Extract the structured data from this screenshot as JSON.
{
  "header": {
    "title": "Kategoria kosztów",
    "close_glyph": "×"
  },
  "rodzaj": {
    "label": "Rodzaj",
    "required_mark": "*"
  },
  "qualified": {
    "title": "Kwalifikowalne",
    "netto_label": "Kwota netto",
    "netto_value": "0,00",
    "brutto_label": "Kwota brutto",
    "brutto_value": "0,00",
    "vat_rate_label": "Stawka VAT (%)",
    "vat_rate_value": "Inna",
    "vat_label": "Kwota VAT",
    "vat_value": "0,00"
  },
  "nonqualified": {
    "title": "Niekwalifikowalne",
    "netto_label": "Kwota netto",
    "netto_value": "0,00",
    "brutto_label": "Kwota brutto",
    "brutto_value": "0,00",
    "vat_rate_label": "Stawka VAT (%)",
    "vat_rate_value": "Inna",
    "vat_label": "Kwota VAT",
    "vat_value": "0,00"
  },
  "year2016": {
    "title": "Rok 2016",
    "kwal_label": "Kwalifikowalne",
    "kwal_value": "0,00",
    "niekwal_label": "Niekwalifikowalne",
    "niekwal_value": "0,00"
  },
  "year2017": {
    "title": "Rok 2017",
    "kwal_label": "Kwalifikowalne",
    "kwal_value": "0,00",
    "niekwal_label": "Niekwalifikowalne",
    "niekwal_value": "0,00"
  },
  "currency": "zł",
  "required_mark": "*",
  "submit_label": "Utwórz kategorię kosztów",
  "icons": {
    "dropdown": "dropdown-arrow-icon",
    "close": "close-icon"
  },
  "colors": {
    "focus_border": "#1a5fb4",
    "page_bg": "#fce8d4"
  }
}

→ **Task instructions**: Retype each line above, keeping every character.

→ **Result**:
Extract the structured data from this screenshot as JSON.
{
  "header": {
    "title": "Kategoria kosztów",
    "close_glyph": "×"
  },
  "rodzaj": {
    "label": "Rodzaj",
    "required_mark": "*"
  },
  "qualified": {
    "title": "Kwalifikowalne",
    "netto_label": "Kwota netto",
    "netto_value": "0,00",
    "brutto_label": "Kwota brutto",
    "brutto_value": "0,00",
    "vat_rate_label": "Stawka VAT (%)",
    "vat_rate_value": "Inna",
    "vat_label": "Kwota VAT",
    "vat_value": "0,00"
  },
  "nonqualified": {
    "title": "Niekwalifikowalne",
    "netto_label": "Kwota netto",
    "netto_value": "0,00",
    "brutto_label": "Kwota brutto",
    "brutto_value": "0,00",
    "vat_rate_label": "Stawka VAT (%)",
    "vat_rate_value": "Inna",
    "vat_label": "Kwota VAT",
    "vat_value": "0,00"
  },
  "year2016": {
    "title": "Rok 2016",
    "kwal_label": "Kwalifikowalne",
    "kwal_value": "0,00",
    "niekwal_label": "Niekwalifikowalne",
    "niekwal_value": "0,00"
  },
  "year2017": {
    "title": "Rok 2017",
    "kwal_label": "Kwalifikowalne",
    "kwal_value": "0,00",
    "niekwal_label": "Niekwalifikowalne",
    "niekwal_value": "0,00"
  },
  "currency": "zł",
  "required_mark": "*",
  "submit_label": "Utwórz kategorię kosztów",
  "icons": {
    "dropdown": "dropdown-arrow-icon",
    "close": "close-icon"
  },
  "colors": {
    "focus_border": "#1a5fb4",
    "page_bg": "#fce8d4"
  }
}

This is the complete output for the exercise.